Google is releasing its Chrome OS-clad netbooks, called "Chromebooks", mid-year, and bringing a few new features to the platform. The new Chromebooks will have a better file browser, a new media player, and offline access for Gmail, Google Calendar and Google Docs.Here's how some of the new features will work:
The New File Manager The new File manager will open files in the correct web app when you double-click on them. When a web app is "installed" through the Chrome Web Store, it registers file types that it handles so your Chromebook knows how to open them.
File Handlers Bridge the Gap Between Local and the Web Certain file types have other contextual options. If you plug in an SD card full of photos, for example, it'll show up in your file manager, and you can do things like play a slideshow or send them straight to your Picasa web albums. It will work similarly for sending documents to Google Docs, or even with third-party applications like Box.net.

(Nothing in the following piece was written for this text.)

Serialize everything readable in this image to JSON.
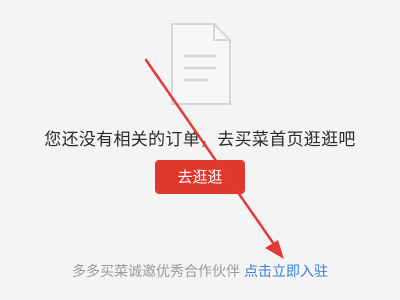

The Local Media Player The new media player can skip tracks, pause, and create playlists. The video player opens videos in a panel that hovers over your Chrome window, so you can watch and work at the same time. You can, of course, full screen it if you're just watching.

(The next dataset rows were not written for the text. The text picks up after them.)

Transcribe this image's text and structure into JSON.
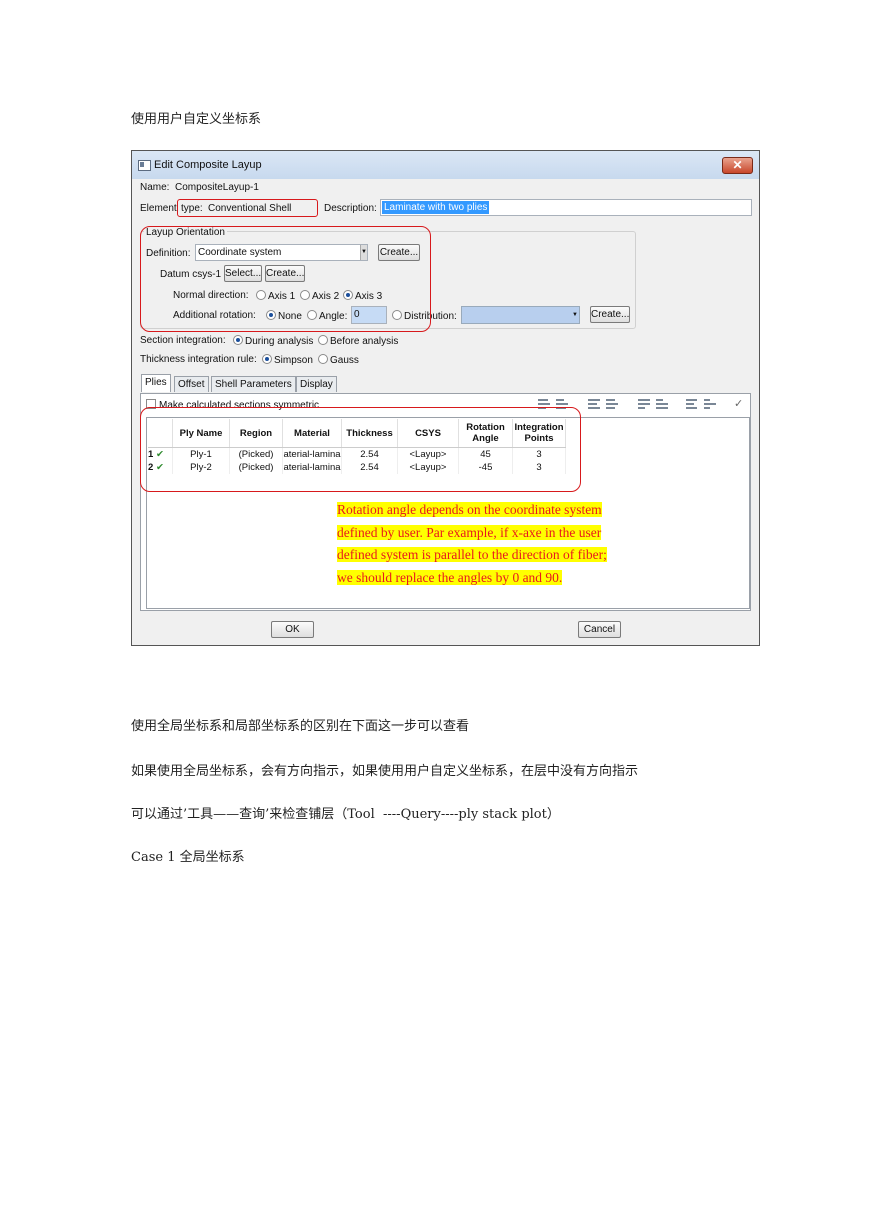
{
  "doc": {
    "heading": "使用用户自定义坐标系",
    "line1": "使用全局坐标系和局部坐标系的区别在下面这一步可以查看",
    "line2": "如果使用全局坐标系，会有方向指示，如果使用用户自定义坐标系，在层中没有方向指示",
    "line3": "可以通过’工具——查询’来检查铺层（Tool  ----Query----ply stack plot）",
    "line4": "Case 1 全局坐标系"
  },
  "dialog": {
    "title": "Edit Composite Layup",
    "close_label": "✕",
    "name_label": "Name:",
    "name_value": "CompositeLayup-1",
    "element_label": "Element",
    "element_type_label": "type:",
    "element_type_value": "Conventional Shell",
    "description_label": "Description:",
    "description_value": "Laminate with two plies",
    "orientation": {
      "group_title": "Layup Orientation",
      "definition_label": "Definition:",
      "definition_value": "Coordinate system",
      "create_label": "Create...",
      "datum_label": "Datum csys-1",
      "select_label": "Select...",
      "normal_label": "Normal direction:",
      "axis1": "Axis 1",
      "axis2": "Axis 2",
      "axis3": "Axis 3",
      "additional_label": "Additional rotation:",
      "none_label": "None",
      "angle_label": "Angle:",
      "angle_value": "0",
      "distribution_label": "Distribution:"
    },
    "section_integration_label": "Section integration:",
    "during_label": "During analysis",
    "before_label": "Before analysis",
    "thickness_rule_label": "Thickness integration rule:",
    "simpson_label": "Simpson",
    "gauss_label": "Gauss",
    "tabs": [
      "Plies",
      "Offset",
      "Shell Parameters",
      "Display"
    ],
    "symmetric_label": "Make calculated sections symmetric",
    "columns": [
      "",
      "Ply Name",
      "Region",
      "Material",
      "Thickness",
      "CSYS",
      "Rotation Angle",
      "Integration Points"
    ],
    "rows": [
      {
        "num": "1",
        "check": "✔",
        "ply": "Ply-1",
        "region": "(Picked)",
        "material": "aterial-lamina",
        "thickness": "2.54",
        "csys": "<Layup>",
        "angle": "45",
        "points": "3"
      },
      {
        "num": "2",
        "check": "✔",
        "ply": "Ply-2",
        "region": "(Picked)",
        "material": "aterial-lamina",
        "thickness": "2.54",
        "csys": "<Layup>",
        "angle": "-45",
        "points": "3"
      }
    ],
    "note_lines": [
      "Rotation angle depends on the coordinate system",
      "defined by user. Par example, if x-axe in the user",
      "defined system is parallel to the direction of fiber;",
      "we should replace the angles by 0 and 90."
    ],
    "ok_label": "OK",
    "cancel_label": "Cancel"
  }
}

Offline Web Apps Lastly, Google will soon be adding Gmail, Google Calendar and Google Docs to the plethora of web apps on the Web Store that work offline (in the wake of Google Gears' death).

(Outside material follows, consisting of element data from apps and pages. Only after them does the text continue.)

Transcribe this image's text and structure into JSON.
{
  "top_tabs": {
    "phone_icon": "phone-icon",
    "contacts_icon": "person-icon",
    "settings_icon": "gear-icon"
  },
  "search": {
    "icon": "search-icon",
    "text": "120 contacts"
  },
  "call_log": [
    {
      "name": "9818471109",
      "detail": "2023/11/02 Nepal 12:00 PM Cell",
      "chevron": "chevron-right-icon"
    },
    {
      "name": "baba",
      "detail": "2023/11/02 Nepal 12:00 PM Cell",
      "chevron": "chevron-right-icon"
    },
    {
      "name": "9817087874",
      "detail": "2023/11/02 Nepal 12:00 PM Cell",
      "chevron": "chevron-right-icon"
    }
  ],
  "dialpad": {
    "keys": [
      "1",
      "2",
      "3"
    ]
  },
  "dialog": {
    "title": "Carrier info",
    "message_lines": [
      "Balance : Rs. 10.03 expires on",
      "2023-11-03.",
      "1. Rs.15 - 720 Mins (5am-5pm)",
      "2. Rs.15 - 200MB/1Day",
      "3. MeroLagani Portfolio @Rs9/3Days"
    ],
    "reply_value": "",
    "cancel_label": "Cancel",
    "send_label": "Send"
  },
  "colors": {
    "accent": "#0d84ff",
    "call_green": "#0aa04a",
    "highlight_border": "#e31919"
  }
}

The new Chromebooks will be available in the US from June, while offline access for Gmail, Calendar and Docs will roll out "this (northern) summer". Oh, and they'll also be "jailbreakable" out of the box for tinkerers.